(Dataset records)

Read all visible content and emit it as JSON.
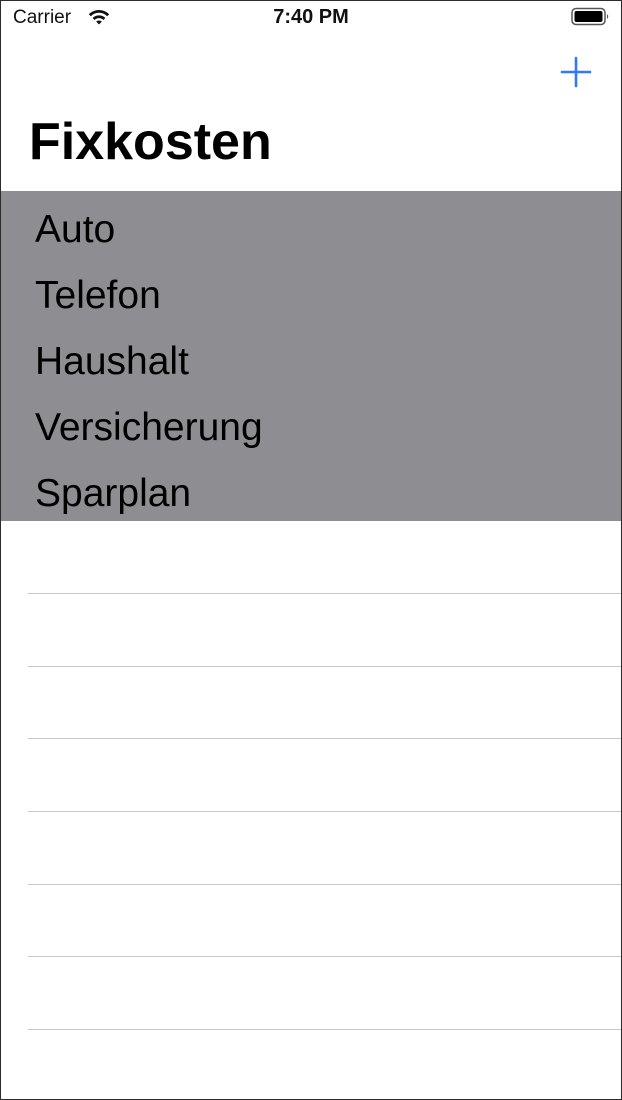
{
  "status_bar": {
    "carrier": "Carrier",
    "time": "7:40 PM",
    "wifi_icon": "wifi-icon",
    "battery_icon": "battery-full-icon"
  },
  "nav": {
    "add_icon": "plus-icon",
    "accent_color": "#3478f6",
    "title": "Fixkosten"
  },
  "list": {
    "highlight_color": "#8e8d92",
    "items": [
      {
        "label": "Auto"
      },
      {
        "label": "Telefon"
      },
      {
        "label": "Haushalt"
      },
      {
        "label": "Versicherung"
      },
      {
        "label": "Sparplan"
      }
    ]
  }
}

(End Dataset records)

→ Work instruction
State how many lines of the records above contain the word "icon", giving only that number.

→ Result for this exercise
3